New Zealand has been in alert level 4 lockdown for just a few days short of a month, and the alert level was supposed to remain in place till 22 April 20202. In the latest move, the government plans to move to a level 3 of lockdown as the country continues its fight to leave lesser breathing space for coronavirus in the country.
The country has endured three and half weeks long lockdown of level 4, and the current indications at this stage are promising and reflect the decisive, pre-emptive action that took the country into early lockdown to stop the spread of the infectious disease early in its tracks.
Are we there yet?
The government of New Zealand has already garnered praise from across the globe in curbing the spread of the coronavirus with only 1,081 confirmed cases of coronavirus reported across the country till date, and 15 new cases reported on 16 April 2020. The 15 new cases comprise of six new confirmed cases, and nine new probable cases and no deaths were reported on the day.
However, the government has not finalised its move to step down from level 4 and move to level 3, and the official decision remains pending, most likely till Monday, 20 April 2020.
The New Zealand Prime Minister indicated the country’s readiness to transition to Alert Level 3. However, the decision is pending to transmission under control and ability to tolerate a little more risk, avoiding the risk of going to Alert Level 3 too early. The four criteria that need to be fulfilled before going to alert level 3 include the government’s assessment in ensuring that:
- Community transmission is under control, and the transmission rate is very low
- Robust measures at the border stopping new infection
- Tracing and testing capacity to shut down any new outbreak
- Supplies for, and capacity, in the health system
What would life in alert level 3 be like?
The government has reserved substantial restrictions on movements in New Zealand. Still, it shall allow parts of the economy to reopen in a safe manner that shall facilitate in the commencement of economic recovery.
Some of the changes in alert level 3 shall include:
- Sticking to existing bubbles with some expansion allowed
- Some people can return to work and business reopens if they comply with health and safety requirements around physical distancing and contactless engagement with customers
- Early childhood centres and schools will be available up to Year 10 only with pure voluntary attendance
- Tertiary education will mostly be through distance learning
- Travel restrictions remain but move from local to regional like travel to work, or to take children to school
- Funerals and weddings will be able to go ahead but limited to 10 people, with only services and no meals, food, or receptions
The NZ government has shown the utmost vigilance and preparedness in curbing the COVID-19. An equally important task, not only for the NZ government but the governments across the globe, is to limit the impact of the COVID-19 on the business and economy.

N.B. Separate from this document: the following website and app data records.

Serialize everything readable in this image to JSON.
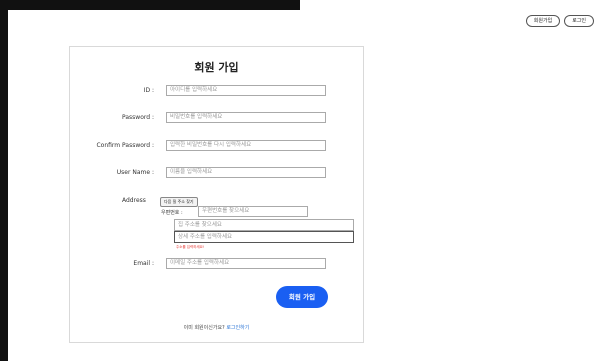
{
  "nav": {
    "signup_label": "회원가입",
    "login_label": "로그인"
  },
  "form": {
    "title": "회원 가입",
    "id": {
      "label": "ID :",
      "placeholder": "아이디를 입력하세요"
    },
    "password": {
      "label": "Password :",
      "placeholder": "비밀번호를 입력하세요"
    },
    "confirm_password": {
      "label": "Confirm Password :",
      "placeholder": "입력한 비밀번호를 다시 입력하세요"
    },
    "username": {
      "label": "User Name :",
      "placeholder": "이름을 입력하세요"
    },
    "address": {
      "label": "Address",
      "search_button": "다음 질 주소 찾기",
      "zip_label": "우편번호 :",
      "zip_placeholder": "우편번호를 찾으세요",
      "addr1_placeholder": "집 주소를 찾으세요",
      "addr2_placeholder": "상세 주소를 입력하세요",
      "warning": "주소를 입력하세요!"
    },
    "email": {
      "label": "Email :",
      "placeholder": "이메일 주소를 입력하세요"
    },
    "submit_label": "회원 가입",
    "footer": {
      "text": "이미 회원이신가요?",
      "link": "로그인하기"
    }
  }
}
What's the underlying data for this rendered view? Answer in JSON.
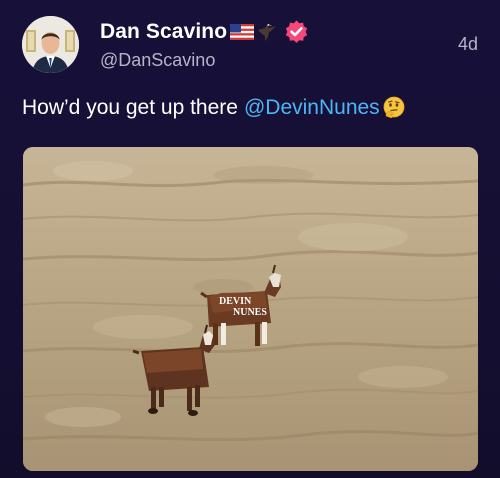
{
  "author": {
    "display_name": "Dan Scavino",
    "handle": "@DanScavino",
    "emoji_icons": [
      "us-flag-icon",
      "eagle-icon"
    ],
    "verified_icon": "verified-badge-icon"
  },
  "timestamp": "4d",
  "tweet": {
    "text": "How’d you get up there",
    "mention": "@DevinNunes",
    "trailing_icon": "thinking-face-icon"
  },
  "media": {
    "goat_label_line1": "DEVIN",
    "goat_label_line2": "NUNES"
  },
  "colors": {
    "background": "#150f30",
    "mention": "#4fb4f5",
    "verified": "#f4487b",
    "secondary_text": "#b7b3c8"
  }
}
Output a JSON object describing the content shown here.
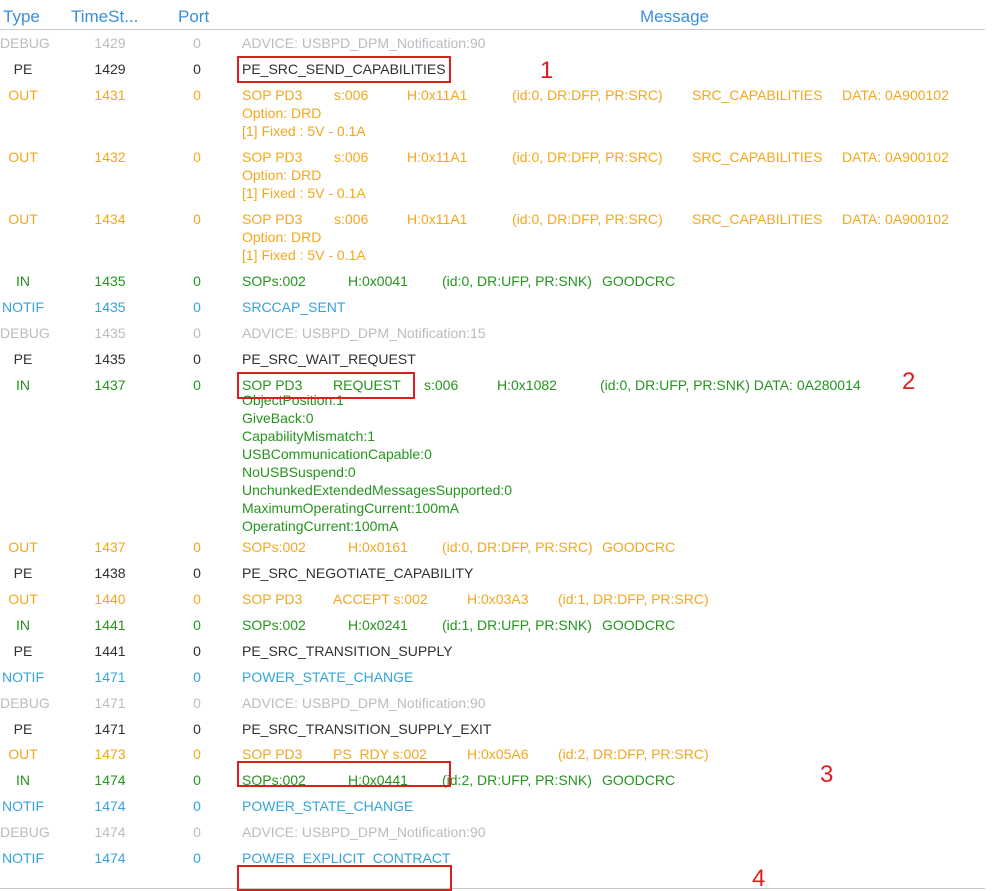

Support Package for SMEs
To assist the small and medium-sized businesses during the COVID-19 pandemic, the NZ government has announced a fresh set of measures, with around $20 billion in support announced earlier in a swift response to the coronavirus crisis.
The government acknowledges additional need required in the matter and announced the new measures, including:
- $3.1 billion tax loss carry-back scheme (estimated cost over the next two years)
- $60 million estimated annual savings to business each year from changes to the tax loss continuity rules
- $25 million in the next 12 months for further business consultancy support
- Greater flexibility for affected companies to meet their tax obligations
- Measures to support commercial tenants and landlords
The above measures announced by the government focus on cushioning the blow for its businesses and workers and ensuring liquidity in the businesses. The steps taken would contribute to the economic development while the country revives from the pandemic.
The tax loss carry-back scheme approved by the government is anticipated to allow many businesses to access their earlier tax payments as cash refunds. This translates that a forecast loss in the current financial year can be offset against the tax paid on a profit earned last year.
In addition to this, a change in the tax loss continuity rules is also progressing in order to ease the raising of new capital for firms without losing the benefit of their existing tax losses.
The relief from the government comes in a time when small businesses are struggling to discharge their non-wage fixed costs, like interest, rent and insurance and their inability to procure further debt. Moreover, increasing burden of debt and inadequate liquidity might force these businesses towards a closure.
The stability in commercial property transactions is another major concern that is being addressed in times when companies are unable to pay rent. The government looks forward to extending the existing timeframe of 10 working days that commercial landlords may cancel the lease to 30 working days.
In addition to this, the government has also announced an extension in the timeframes
- For lenders from 20 to 40 working days for mortgaged land
- From 10 to 20 working days for mortgaged goods
The measures shall apply to commercial mortgages and home loans and shall ensure an orderly process to deal with commercial lease disputes caused by COVID-19. However, the earlier announced mortgage deferrals are expected to be the first port of call for residential borrowers.
A noteworthy move has been the Business Finance Guarantee Scheme, for which the Reserve Bank and nine banks have signed up to participate and help enable banks to provide credit to customers where otherwise the bank may not be willing to do so.
Overall, the response of the New Zealand government has been unprecedented and rapidly deployed to support the businesses like the initial $12 billion package for boosting health, wage subsidies, and income support package, among others.